Problem statement
Find and copy the lines in the records beneath this task that contain the word "criteria".

Source data
*** Begin section ***

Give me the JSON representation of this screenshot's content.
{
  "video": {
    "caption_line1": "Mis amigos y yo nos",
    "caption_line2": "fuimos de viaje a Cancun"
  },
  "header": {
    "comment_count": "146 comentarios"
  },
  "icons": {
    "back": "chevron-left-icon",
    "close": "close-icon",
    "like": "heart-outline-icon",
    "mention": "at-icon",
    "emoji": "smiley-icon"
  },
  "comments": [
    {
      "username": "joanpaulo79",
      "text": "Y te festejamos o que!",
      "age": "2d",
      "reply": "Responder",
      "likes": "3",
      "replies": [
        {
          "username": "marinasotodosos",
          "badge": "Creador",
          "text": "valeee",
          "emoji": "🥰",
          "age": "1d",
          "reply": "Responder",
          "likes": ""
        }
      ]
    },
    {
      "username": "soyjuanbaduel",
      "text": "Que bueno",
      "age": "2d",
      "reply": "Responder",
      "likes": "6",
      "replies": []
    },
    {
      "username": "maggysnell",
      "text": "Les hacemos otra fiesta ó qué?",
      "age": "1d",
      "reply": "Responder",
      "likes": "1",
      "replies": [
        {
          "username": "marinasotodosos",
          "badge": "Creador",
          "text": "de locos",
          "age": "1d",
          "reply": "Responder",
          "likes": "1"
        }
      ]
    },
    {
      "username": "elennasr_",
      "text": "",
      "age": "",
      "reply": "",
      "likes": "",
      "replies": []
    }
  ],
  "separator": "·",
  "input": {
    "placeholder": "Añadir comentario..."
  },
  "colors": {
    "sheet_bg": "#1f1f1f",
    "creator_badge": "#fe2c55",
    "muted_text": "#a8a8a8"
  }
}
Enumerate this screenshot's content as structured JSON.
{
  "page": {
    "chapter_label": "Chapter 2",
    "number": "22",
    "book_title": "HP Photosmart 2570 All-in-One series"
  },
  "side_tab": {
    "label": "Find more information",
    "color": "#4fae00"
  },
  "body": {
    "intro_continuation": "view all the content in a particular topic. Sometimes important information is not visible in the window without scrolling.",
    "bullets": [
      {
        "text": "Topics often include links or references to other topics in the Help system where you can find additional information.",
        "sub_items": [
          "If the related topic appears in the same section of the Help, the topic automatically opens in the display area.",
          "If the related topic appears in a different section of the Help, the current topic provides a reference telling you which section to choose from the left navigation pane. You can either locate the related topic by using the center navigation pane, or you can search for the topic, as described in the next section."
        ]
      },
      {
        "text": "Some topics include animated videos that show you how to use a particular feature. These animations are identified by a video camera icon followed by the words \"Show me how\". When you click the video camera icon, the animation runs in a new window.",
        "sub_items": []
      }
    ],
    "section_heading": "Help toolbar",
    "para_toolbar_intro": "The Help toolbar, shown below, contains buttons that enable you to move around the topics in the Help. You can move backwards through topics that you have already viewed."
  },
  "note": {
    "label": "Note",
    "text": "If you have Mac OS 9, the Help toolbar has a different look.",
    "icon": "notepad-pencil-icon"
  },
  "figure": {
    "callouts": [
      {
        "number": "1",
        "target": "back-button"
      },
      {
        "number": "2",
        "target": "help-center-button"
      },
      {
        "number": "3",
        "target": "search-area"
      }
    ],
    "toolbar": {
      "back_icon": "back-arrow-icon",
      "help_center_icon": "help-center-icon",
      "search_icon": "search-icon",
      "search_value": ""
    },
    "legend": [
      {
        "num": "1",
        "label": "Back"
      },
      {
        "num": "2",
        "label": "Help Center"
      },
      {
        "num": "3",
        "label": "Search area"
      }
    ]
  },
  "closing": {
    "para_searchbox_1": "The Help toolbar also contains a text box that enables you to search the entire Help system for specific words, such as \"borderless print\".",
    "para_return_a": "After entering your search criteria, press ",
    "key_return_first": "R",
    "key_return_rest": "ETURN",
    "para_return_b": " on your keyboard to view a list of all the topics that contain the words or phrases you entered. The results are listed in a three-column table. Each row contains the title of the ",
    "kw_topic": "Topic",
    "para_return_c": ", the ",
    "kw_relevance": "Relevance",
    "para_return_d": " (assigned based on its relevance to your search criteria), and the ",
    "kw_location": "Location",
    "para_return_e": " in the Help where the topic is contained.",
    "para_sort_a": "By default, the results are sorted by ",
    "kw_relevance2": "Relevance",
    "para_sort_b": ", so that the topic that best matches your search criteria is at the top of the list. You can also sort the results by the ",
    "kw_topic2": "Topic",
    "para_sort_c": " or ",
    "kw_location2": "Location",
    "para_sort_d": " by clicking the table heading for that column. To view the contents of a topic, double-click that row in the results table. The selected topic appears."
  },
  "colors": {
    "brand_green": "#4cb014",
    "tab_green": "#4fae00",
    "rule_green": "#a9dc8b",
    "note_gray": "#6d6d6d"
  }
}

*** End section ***

Reply
    "para_return_a": "After entering your search criteria, press ",
    "para_return_d": " (assigned based on its relevance to your search criteria), and the ",
    "para_sort_b": ", so that the topic that best matches your search criteria is at the top of the list. You can also sort the results by the ",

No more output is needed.